    Charline Picon – an Olympic windsurfing champion in the RS:X class in 2016, the first French athlete to qualify for the Tokyo Games, and a world silver medallist in February just before the COVID-19 pandemic led to a global lockdown – has been making the most of her time away from sport. Having decided to bring her glittering career to an end after the Games, she is now looking forward to an extra year of competing in the sport she is passionate about.

    You were the first French athlete to be officially selected for the Tokyo Games…

    Yes, the CNOSF [French National Olympic and Sports Committee] announced that I’d been selected at the start of June 2019. Booking your ticket for the Games a year before the event really puts you at ease and gives you time to prepare, because when you’re fighting to earn your place right up until the last minute, and given there’s only one competitor per country, it can really take it out of you.

    How did the 2020 World Championships go?

    In Australia, it was the last competition before the lockdown. We just heard at the start that the Chinese athletes had gone into lockdown in their country. But to be honest, we didn’t expect what happened next. We still didn’t really know what it was all about in late February. They were great championships, held in great conditions. I came home at the beginning of March, we had a “normal” two-week recovery period and then, when we were supposed to be getting back on the water, the lockdown came in.   

    How did you react when you heard the Games had been postponed?

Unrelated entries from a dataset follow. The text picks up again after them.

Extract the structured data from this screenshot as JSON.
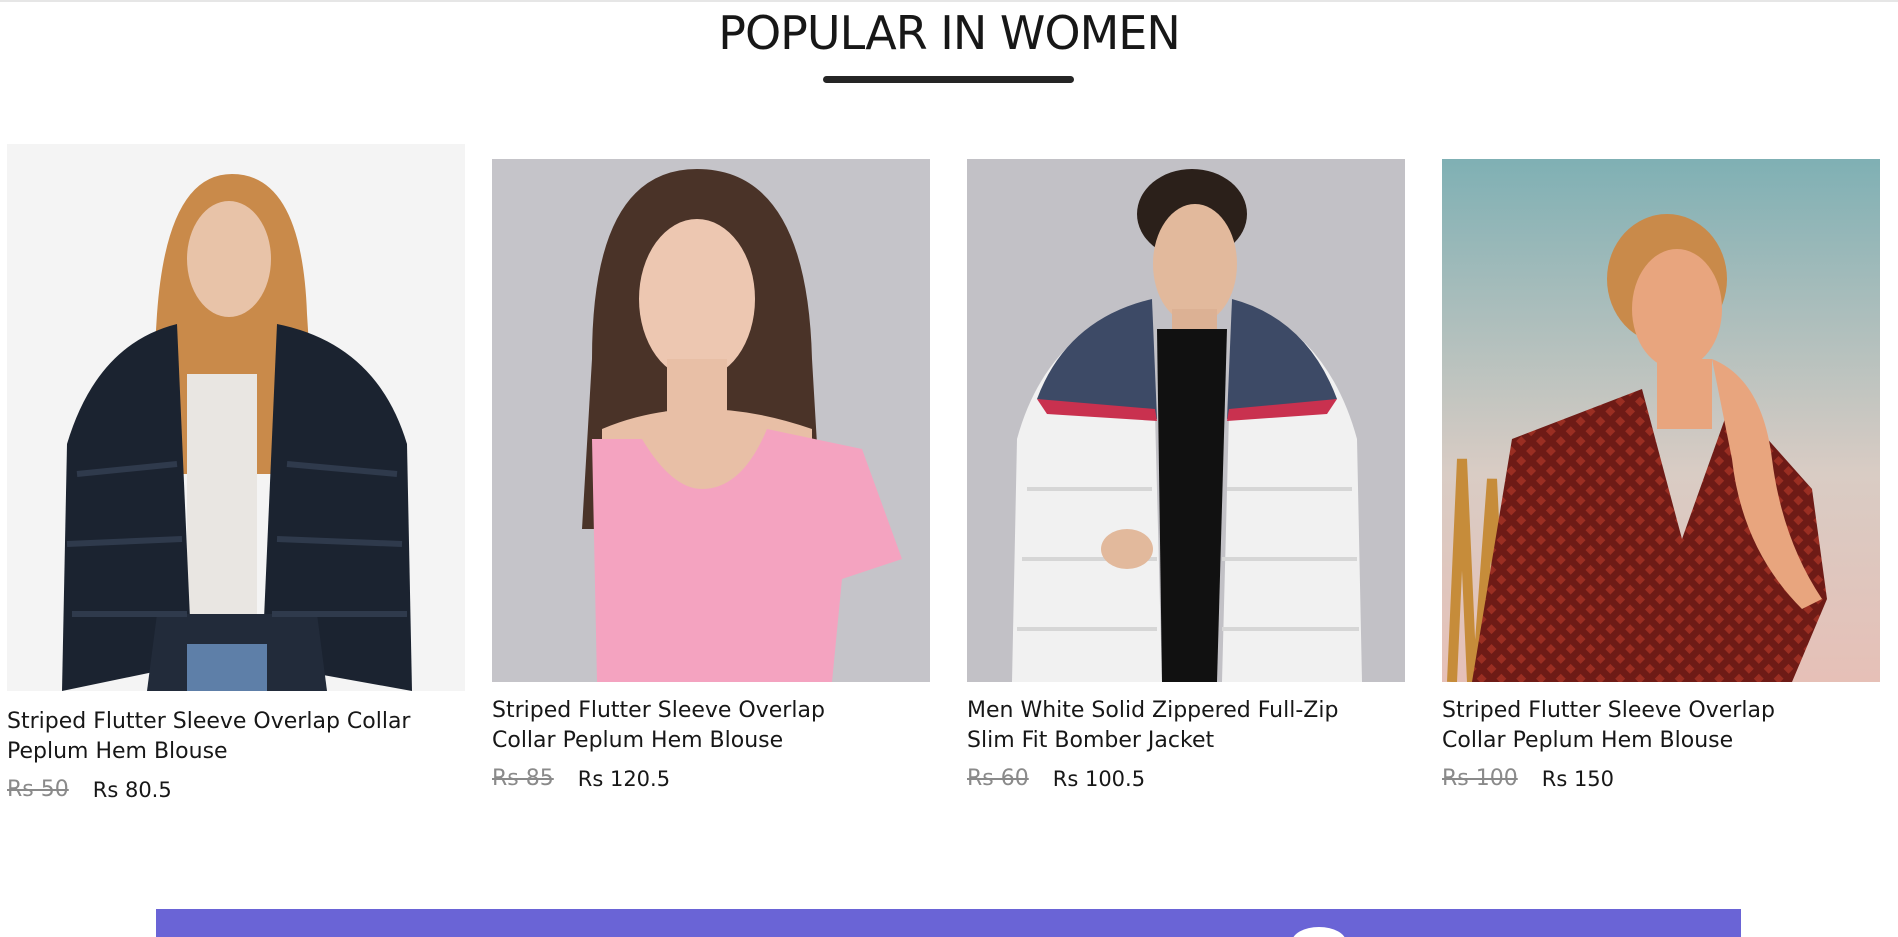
{
  "section": {
    "title": "POPULAR IN WOMEN"
  },
  "products": [
    {
      "name": "Striped Flutter Sleeve Overlap Collar Peplum Hem Blouse",
      "old_price": "Rs 50",
      "new_price": "Rs 80.5"
    },
    {
      "name": "Striped Flutter Sleeve Overlap Collar Peplum Hem Blouse",
      "old_price": "Rs 85",
      "new_price": "Rs 120.5"
    },
    {
      "name": "Men White Solid Zippered Full-Zip Slim Fit Bomber Jacket",
      "old_price": "Rs 60",
      "new_price": "Rs 100.5"
    },
    {
      "name": "Striped Flutter Sleeve Overlap Collar Peplum Hem Blouse",
      "old_price": "Rs 100",
      "new_price": "Rs 150"
    }
  ],
  "colors": {
    "banner": "#6a64d6",
    "underline": "#252525",
    "old_price": "#8a8a8a"
  }
}
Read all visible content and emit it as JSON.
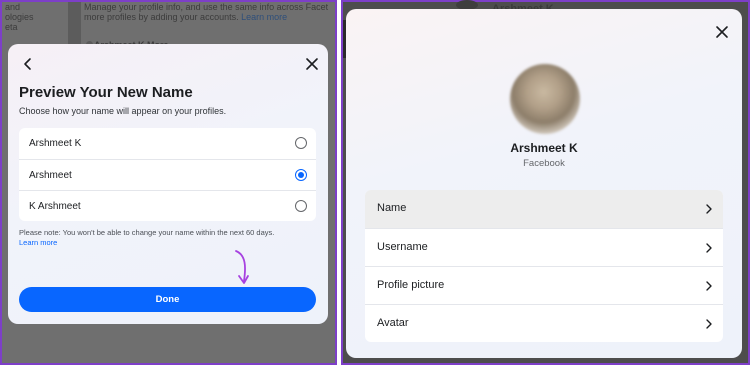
{
  "background": {
    "left_col_lines": [
      "and",
      "ologies",
      "eta"
    ],
    "center_lines": [
      "Manage your profile info, and use the same info across Facet",
      "more profiles by adding your accounts."
    ],
    "center_learn_more": "Learn more",
    "account_name_left": "Arshmeet K Mora",
    "account_name_right": "Arshmeet K"
  },
  "preview_modal": {
    "title": "Preview Your New Name",
    "subtitle": "Choose how your name will appear on your profiles.",
    "options": [
      {
        "label": "Arshmeet K",
        "selected": false
      },
      {
        "label": "Arshmeet",
        "selected": true
      },
      {
        "label": "K Arshmeet",
        "selected": false
      }
    ],
    "note": "Please note: You won't be able to change your name within the next 60 days.",
    "learn_more": "Learn more",
    "done_label": "Done",
    "icons": {
      "back": "back-arrow-icon",
      "close": "close-icon"
    },
    "colors": {
      "accent": "#0866ff",
      "annotation_arrow": "#a742e0"
    }
  },
  "profile_modal": {
    "name": "Arshmeet K",
    "platform": "Facebook",
    "menu": [
      {
        "label": "Name",
        "highlighted": true
      },
      {
        "label": "Username",
        "highlighted": false
      },
      {
        "label": "Profile picture",
        "highlighted": false
      },
      {
        "label": "Avatar",
        "highlighted": false
      }
    ],
    "icons": {
      "close": "close-icon",
      "chevron": "chevron-right-icon"
    }
  }
}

    There were several phases. At the start, when the Games were still on, it was a question of keeping up my physical training so that I’d be in peak condition when things got back to normal. Then, the postponement was announced. I was caught in two minds a bit. I felt ready to go and defend my Olympic title this summer, so that wasn’t particularly pleasant. But my partner said: “Listen, everything’s fine; you’ll still get to do what you love in 18 months’ time.” Thinking about it like that made things easier for me. Windsurfing and taking part in regattas involves progressing constantly and doing everything you can to perform well; and that’s something that motivates me every day.